INSTRUCTIONS TO FOLLOW: Could you copy each line of the entries that contains "title"?

DATA RECORDS:
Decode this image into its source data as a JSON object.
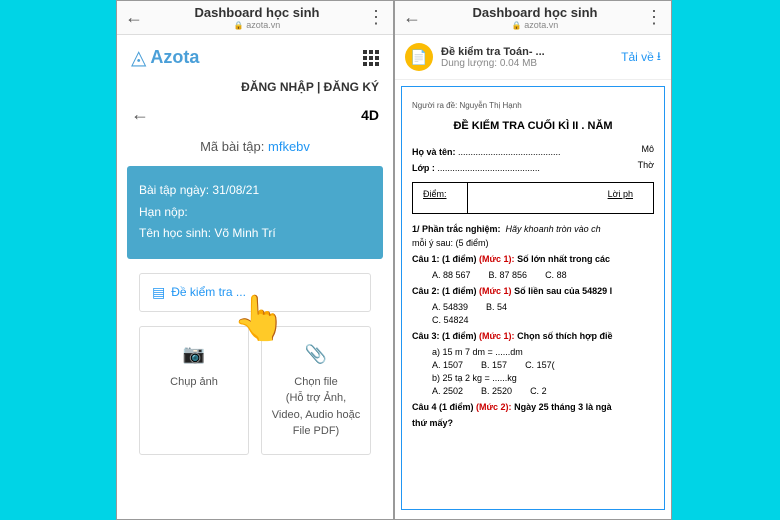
{
  "left": {
    "browser": {
      "title": "Dashboard học sinh",
      "url": "azota.vn"
    },
    "logo": "Azota",
    "auth": {
      "login": "ĐĂNG NHẬP",
      "sep": "|",
      "signup": "ĐĂNG KÝ"
    },
    "class": "4D",
    "code_label": "Mã bài tập:",
    "code": "mfkebv",
    "card": {
      "date_label": "Bài tập ngày:",
      "date": "31/08/21",
      "due_label": "Hạn nộp:",
      "student_label": "Tên học sinh:",
      "student": "Võ Minh Trí"
    },
    "exam_link": "Đề kiểm tra ...",
    "actions": {
      "photo": {
        "label": "Chụp ảnh"
      },
      "file": {
        "label": "Chọn file",
        "hint": "(Hỗ trợ Ảnh, Video, Audio hoặc File PDF)"
      }
    }
  },
  "right": {
    "browser": {
      "title": "Dashboard học sinh",
      "url": "azota.vn"
    },
    "download": {
      "title": "Đề kiểm tra Toán- ...",
      "size_label": "Dung lượng:",
      "size": "0.04 MB",
      "action": "Tải về"
    },
    "doc": {
      "author_label": "Người ra đề:",
      "author": "Nguyễn Thị Hạnh",
      "title": "ĐỀ KIỂM TRA CUỐI  KÌ II .  NĂM",
      "name": "Họ và tên:",
      "class": "Lớp :",
      "subject": "Mô",
      "time": "Thờ",
      "score": "Điểm:",
      "comment": "Lời ph",
      "section1": "1/ Phần trắc nghiệm:",
      "section1_instr": "Hãy khoanh tròn vào ch",
      "section1_note": "mỗi ý sau: (5 điểm)",
      "q1": {
        "label": "Câu 1: (1 điểm)",
        "level": "(Mức 1):",
        "text": "Số lớn nhất trong các",
        "a": "A. 88 567",
        "b": "B. 87 856",
        "c": "C. 88"
      },
      "q2": {
        "label": "Câu 2: (1 điểm)",
        "level": "(Mức 1)",
        "text": "Số liền sau của 54829 l",
        "a": "A. 54839",
        "b": "B. 54",
        "c": "C. 54824"
      },
      "q3": {
        "label": "Câu 3: (1 điểm)",
        "level": "(Mức 1):",
        "text": "Chọn số thích hợp điề",
        "line1": "a) 15 m 7 dm  =  ......dm",
        "a": "A. 1507",
        "b": "B. 157",
        "c": "C. 157(",
        "line2": "b) 25 tạ 2 kg = ......kg",
        "a2": "A. 2502",
        "b2": "B. 2520",
        "c2": "C. 2"
      },
      "q4": {
        "label": "Câu 4 (1 điểm)",
        "level": "(Mức 2):",
        "text": "Ngày 25 tháng 3 là ngà",
        "text2": "thứ mấy?"
      }
    }
  }
}
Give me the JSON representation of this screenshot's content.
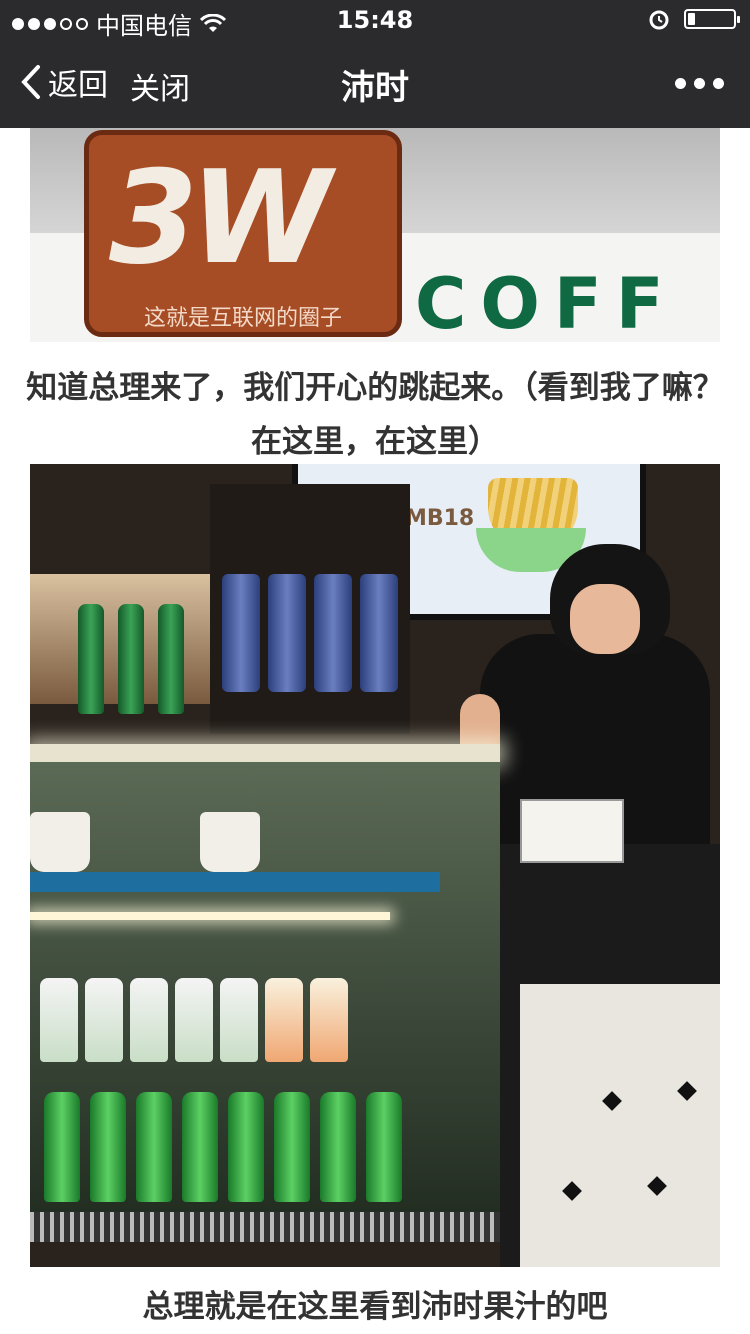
{
  "status_bar": {
    "carrier": "中国电信",
    "time": "15:48",
    "signal_filled": 3,
    "signal_total": 5,
    "battery_level": 0.15
  },
  "nav": {
    "back_label": "返回",
    "close_label": "关闭",
    "title": "沛时"
  },
  "article": {
    "sign_text": "3W",
    "sign_slogan": "这就是互联网的圈子",
    "sign_coffee": "COFF",
    "caption1": "知道总理来了，我们开心的跳起来。（看到我了嘛？在这里，在这里）",
    "menu_price": "RMB18",
    "caption2": "总理就是在这里看到沛时果汁的吧"
  },
  "icons": {
    "back": "chevron-left-icon",
    "wifi": "wifi-icon",
    "alarm": "alarm-icon",
    "battery": "battery-icon",
    "more": "more-dots-icon"
  },
  "colors": {
    "bar_bg": "#2b2b2d",
    "text_white": "#ffffff",
    "caption_text": "#333333",
    "coffee_green": "#0f6a43",
    "logo_brown": "#a74d26"
  }
}
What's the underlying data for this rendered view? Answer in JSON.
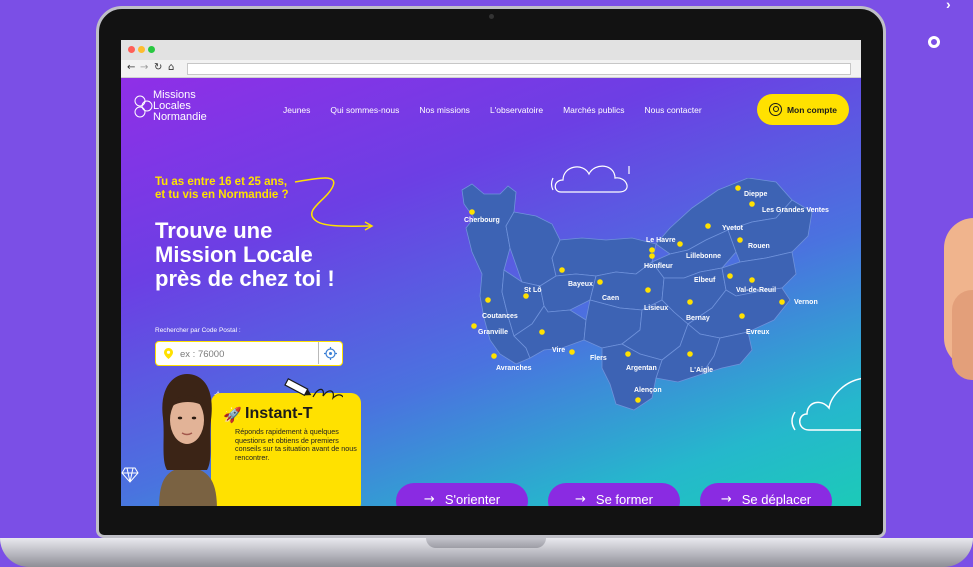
{
  "site": {
    "logo": {
      "lines": [
        "Missions",
        "Locales",
        "Normandie"
      ]
    },
    "menu": [
      "Jeunes",
      "Qui sommes-nous",
      "Nos missions",
      "L'observatoire",
      "Marchés publics",
      "Nous contacter"
    ],
    "account_label": "Mon compte"
  },
  "hero": {
    "intro_lines": [
      "Tu as entre 16 et 25 ans,",
      "et tu vis en Normandie ?"
    ],
    "headline_lines": [
      "Trouve une",
      "Mission Locale",
      "près de chez toi !"
    ]
  },
  "search": {
    "label": "Rechercher par Code Postal :",
    "placeholder": "ex : 76000"
  },
  "instant": {
    "title": "Instant-T",
    "description": "Réponds rapidement à quelques questions et obtiens de premiers conseils sur ta situation avant de nous rencontrer."
  },
  "map_cities": [
    "Cherbourg",
    "Dieppe",
    "Les Grandes Ventes",
    "Yvetot",
    "Le Havre",
    "Rouen",
    "Lillebonne",
    "Honfleur",
    "Elbeuf",
    "Val-de-Reuil",
    "Vernon",
    "Bayeux",
    "St Lô",
    "Caen",
    "Lisieux",
    "Bernay",
    "Coutances",
    "Evreux",
    "Granville",
    "Vire",
    "Flers",
    "Avranches",
    "Argentan",
    "L'Aigle",
    "Alençon"
  ],
  "cta_buttons": [
    "S'orienter",
    "Se former",
    "Se déplacer"
  ],
  "colors": {
    "accent": "#ffe100",
    "purple": "#8a2be2",
    "outer_bg": "#7b4fe6"
  }
}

RESPONSE AREA:
      "title": "Dashboard học sinh",
      "title": "Dashboard học sinh",
      "title": "Đề kiểm tra Toán- ...",
      "title": "ĐỀ KIỂM TRA CUỐI  KÌ II .  NĂM",
    "title": "沛时"
    "title": "Instant-T",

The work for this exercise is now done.